Work Type



Fall 2015

Faculty Advisor

Roger J. Allen, PhD, PT


Title: Clinical Pain Scale Compendium

Authors: James Aiken, SPT1, Tiffany Crow, SPT1, Nicholas Pilch, SPT1

Affiliation(s): 1. Physical Therapy Program, University of Puget Sound


Pain is one of the pivotal aspects of a healthcare examination. Clinicians cannot measure pain objectively, and thus, we can only obtain a subjective report of the patient’s experience. However, the human experience of pain can be measured beyond merely its intensity. The purpose of this compendium is to present a range of pain aspects; the who, what, where, when, and how much of pain measurement. This is accomplished with the following domains: affective, beliefs, intensity, sensory quality, location, temporal, impact on activities of daily living, and population. The aim of this compendium is to present a model of various pain dimensions and to expand the number of tools available to measure pain, as pain can mean different things. It is novel in its breadth of coverage of pain scales and comprehensive summarization for ease of use. With an improved capacity of pain measurement tools available, clinicians can better correlate care with more accurate pain assessments to meet a patient’s unique needs. In conclusion, we have compiled these measures to provide additional pain evaluation tools for physical therapists and other medical professionals in order to improve patient care.

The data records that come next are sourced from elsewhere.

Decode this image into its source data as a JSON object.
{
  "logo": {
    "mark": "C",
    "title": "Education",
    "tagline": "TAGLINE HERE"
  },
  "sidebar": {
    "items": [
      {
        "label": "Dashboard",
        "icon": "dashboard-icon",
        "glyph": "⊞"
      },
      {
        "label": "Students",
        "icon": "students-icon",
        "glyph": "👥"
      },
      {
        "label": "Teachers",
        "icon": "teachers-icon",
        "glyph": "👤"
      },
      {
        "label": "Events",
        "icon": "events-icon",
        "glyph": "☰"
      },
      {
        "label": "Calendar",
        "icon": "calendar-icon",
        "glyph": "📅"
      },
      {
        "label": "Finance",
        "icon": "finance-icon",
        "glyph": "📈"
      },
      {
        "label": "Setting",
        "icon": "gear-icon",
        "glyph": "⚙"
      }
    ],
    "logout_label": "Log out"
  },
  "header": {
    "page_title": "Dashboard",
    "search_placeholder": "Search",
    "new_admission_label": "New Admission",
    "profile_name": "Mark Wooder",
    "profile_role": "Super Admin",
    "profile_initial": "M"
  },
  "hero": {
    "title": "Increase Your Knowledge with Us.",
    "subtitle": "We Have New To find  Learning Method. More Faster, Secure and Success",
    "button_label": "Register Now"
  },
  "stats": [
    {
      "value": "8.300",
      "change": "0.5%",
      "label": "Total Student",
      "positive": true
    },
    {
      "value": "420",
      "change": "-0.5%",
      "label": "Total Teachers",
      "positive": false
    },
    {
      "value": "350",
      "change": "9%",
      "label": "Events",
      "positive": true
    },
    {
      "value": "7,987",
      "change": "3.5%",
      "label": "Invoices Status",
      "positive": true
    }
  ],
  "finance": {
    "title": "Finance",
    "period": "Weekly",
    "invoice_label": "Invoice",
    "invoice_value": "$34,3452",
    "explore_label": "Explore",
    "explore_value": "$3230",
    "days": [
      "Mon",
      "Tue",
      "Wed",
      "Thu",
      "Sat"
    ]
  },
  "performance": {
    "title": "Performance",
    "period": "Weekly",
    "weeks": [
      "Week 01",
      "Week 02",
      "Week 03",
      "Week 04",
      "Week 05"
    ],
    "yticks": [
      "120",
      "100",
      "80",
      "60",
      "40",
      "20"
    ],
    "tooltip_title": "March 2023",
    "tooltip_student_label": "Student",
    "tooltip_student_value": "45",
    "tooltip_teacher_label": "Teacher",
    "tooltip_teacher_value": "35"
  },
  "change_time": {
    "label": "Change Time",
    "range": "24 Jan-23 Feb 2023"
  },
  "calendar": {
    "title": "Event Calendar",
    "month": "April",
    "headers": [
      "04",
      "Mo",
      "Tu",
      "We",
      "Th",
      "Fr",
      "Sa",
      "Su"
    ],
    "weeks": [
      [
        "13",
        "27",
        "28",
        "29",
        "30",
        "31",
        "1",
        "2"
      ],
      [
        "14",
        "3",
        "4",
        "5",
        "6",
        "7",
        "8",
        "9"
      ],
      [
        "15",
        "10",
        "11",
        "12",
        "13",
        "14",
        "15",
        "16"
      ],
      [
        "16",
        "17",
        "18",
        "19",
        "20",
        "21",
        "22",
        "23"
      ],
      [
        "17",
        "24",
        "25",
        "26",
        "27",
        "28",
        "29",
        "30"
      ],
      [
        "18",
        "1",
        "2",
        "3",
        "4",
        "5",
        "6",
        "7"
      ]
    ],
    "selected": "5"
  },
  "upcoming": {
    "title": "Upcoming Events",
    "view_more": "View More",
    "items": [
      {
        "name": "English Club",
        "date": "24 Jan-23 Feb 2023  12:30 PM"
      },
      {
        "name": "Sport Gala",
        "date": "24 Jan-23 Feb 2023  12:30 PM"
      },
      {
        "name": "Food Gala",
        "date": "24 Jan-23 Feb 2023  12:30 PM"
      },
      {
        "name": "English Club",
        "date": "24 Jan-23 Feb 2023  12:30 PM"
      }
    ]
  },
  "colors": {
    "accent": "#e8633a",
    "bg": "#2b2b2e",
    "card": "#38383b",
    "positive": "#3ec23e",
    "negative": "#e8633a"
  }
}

University of Puget Sound

Clinical Pain Scale Compendium.pdf (16935 kB)
Clinical Pain Assessment Compendium